“Convince me that you have a seed,” wrote Thoreau, “and I am prepared to expect wonders.”
To wet your appreciation for some of those wonders, go to a grocery store and look at all the foods that come from seeds. The isles are full of them. Or just plant a seed and watch it grow. The charm is catching, as any gardener can tell you.
George Bernard Shaw was impressed by the “fierce energy” concentrated in a seed. Put an acorn in the ground, he says, and it “explodes” into an oak tree. The wonder is that something so small and so seemingly lifeless can transform itself into a beautiful flower or a magnificent tree.
Biologist Carol Baskin describes the seed as a “baby in a box”. The “box” is a seed coat, the “baby” is a plant embryo, and the box comes packed with a lunch of starches, oils and other nutritive tissues. The food is there to feed the growing embryo until it can fend for itself.
But no sooner than the seeds appeared, animals started eating them too. The plants responded by making more seeds, and more seeds meant more animals to feed on them. This dance between animals and seed plants started with the arrival of the angiosperms 125 million year ago, and it greatly accelerated the pace of evolution.
Humans, too, developed an intimate relationship with seeds.

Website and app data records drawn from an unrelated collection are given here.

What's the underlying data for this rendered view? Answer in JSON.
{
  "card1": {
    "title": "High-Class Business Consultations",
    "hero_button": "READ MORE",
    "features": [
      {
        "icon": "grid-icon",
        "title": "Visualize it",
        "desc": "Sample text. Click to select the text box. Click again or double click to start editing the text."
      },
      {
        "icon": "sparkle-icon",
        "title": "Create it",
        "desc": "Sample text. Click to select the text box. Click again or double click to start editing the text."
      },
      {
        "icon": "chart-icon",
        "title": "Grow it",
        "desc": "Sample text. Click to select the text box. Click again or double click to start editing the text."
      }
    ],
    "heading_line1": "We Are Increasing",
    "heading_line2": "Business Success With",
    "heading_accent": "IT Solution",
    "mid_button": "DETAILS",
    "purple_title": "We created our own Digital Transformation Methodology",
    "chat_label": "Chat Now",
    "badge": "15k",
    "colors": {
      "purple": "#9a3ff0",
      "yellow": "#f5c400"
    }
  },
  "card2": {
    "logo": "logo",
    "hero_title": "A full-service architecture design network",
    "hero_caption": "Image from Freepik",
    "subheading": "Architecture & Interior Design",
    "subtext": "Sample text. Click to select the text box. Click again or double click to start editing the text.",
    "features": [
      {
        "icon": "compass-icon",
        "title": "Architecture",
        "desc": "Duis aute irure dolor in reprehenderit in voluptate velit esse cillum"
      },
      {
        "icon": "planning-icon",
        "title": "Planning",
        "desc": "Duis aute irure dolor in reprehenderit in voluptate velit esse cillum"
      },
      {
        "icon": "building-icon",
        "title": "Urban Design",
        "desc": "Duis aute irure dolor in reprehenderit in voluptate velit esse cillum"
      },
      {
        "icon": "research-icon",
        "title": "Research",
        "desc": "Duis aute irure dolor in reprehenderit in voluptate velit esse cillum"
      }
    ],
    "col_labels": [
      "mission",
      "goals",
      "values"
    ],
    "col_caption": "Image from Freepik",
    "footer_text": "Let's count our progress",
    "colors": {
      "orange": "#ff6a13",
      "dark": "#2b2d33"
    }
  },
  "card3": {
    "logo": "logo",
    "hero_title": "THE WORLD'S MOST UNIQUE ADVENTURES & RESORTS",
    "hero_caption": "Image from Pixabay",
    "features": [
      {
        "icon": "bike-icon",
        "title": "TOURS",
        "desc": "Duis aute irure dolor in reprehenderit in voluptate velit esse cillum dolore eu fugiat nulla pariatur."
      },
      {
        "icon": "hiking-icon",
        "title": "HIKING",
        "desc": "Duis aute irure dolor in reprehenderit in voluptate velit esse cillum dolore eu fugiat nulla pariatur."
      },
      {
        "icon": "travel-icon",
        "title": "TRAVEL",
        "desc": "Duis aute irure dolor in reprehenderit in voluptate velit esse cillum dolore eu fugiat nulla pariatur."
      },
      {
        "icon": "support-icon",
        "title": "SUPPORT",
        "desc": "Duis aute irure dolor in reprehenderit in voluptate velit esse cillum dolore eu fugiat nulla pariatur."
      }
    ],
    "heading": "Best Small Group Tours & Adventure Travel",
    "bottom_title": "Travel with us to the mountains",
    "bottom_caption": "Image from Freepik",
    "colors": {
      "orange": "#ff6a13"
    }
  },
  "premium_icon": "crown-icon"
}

The transition from hunting-gathering to planting and cultivating laid the foundation of civilization. Our paleolithic ancestors changed the character of the seeds, and the seeds shaped the habits and character of man.
It was a taste for seeds that spawned the age of exploration. The arrival of spices in Europe in the fifteenth century opened trade routes to Asia, and Columbus and Magellan set sail on their historic voyages in search of a more direct trade route to the Spice Islands.
Seed plants also played a role in some important scientific discoveries. Gregor Mendel’s experiments with peas gave us our first understanding of heredity, and Darwin’s finches on the Galapagos Islands provided insight into the theory of evolution. The finches happened to have different beaks for eating different kinds of fruits and seeds, causing Darwin to search for an explanation.
Today 70 percent of the land on Earth is under cultivation and grains such as wheat, corn and rice account for more than half the human diet. Grasses and grains also produce most of our nonvegetable foods such as pork, beef and poultry.
The energy stored in seeds is indeed fierce. It is true that fossil fuels produce more energy, but the seeds have a hidden advantage. They are renewable, and fossil fuels are not. Burn fossil fuel and it’s gone forever. Plant a seed and it makes more seeds.
Wheat averages about 22 seeds per head and 5 heads per plant, which amounts to about 110 seeds in total. That means one grain of wheat can produce more than 100 times more seeds than it started with. And it only takes one seed to grow a new plant.
In just two generations, assuming all the seeds are fertile, the first 100 seeds will be multiplied by another 100, giving a total of 10,000 seeds. The amount of energy created is staggering. If that’s not fierce, I don’t know what is.
Of course, the food is made in the plant by photosynthesis, but it is the seed that makes the plant that makes the food.
Perhaps equally important as storing food is the seed’s ability to go into dormancy, which is a kind of suspended animation. The embryo in the seed is primed to go at any moment, but it will germinate only under the right conditions.
Dormancy gives the seed a unique ability to travel across time. Seeds can reman dormant for months, years or decades, and even for centuries. The seed of a date palm germinated after lying dormant for nearly 2000 years.
Without an ability to go dormant, the seed would soon die and so would many of the plants, and there would be no surplus of seeds and grains to feed people, to grow a civilization or to support the world’s ecosystems.
Dormancy makes plants less susceptible to catastrophic changes in climate. The angiosperms survived and continued to diversify in the mass extinction 65 million years ago that killed off 70 percent of all species. What likely kept the plants alive was the ability of their seeds to go dormant during the long period of darkness thought to be caused by an asteroid impact.
Something similar happens on a smaller scale every winter. Seeds survive the cold dark months of winter by going dormant. In little pieces of concentrated energy, they maintain a vital link between generations. Seeds are the true keepers of life.
Gardeners are probably poring over their seed catalogues now, eager to get their hands in the soil though planting time is still weeks away. They know, perhaps more than anyone, it’s not the flowers and vegetables that make a lush summer garden. It’s the seeds.
Richard Weber is a nature enthusiast
living in Ellis County.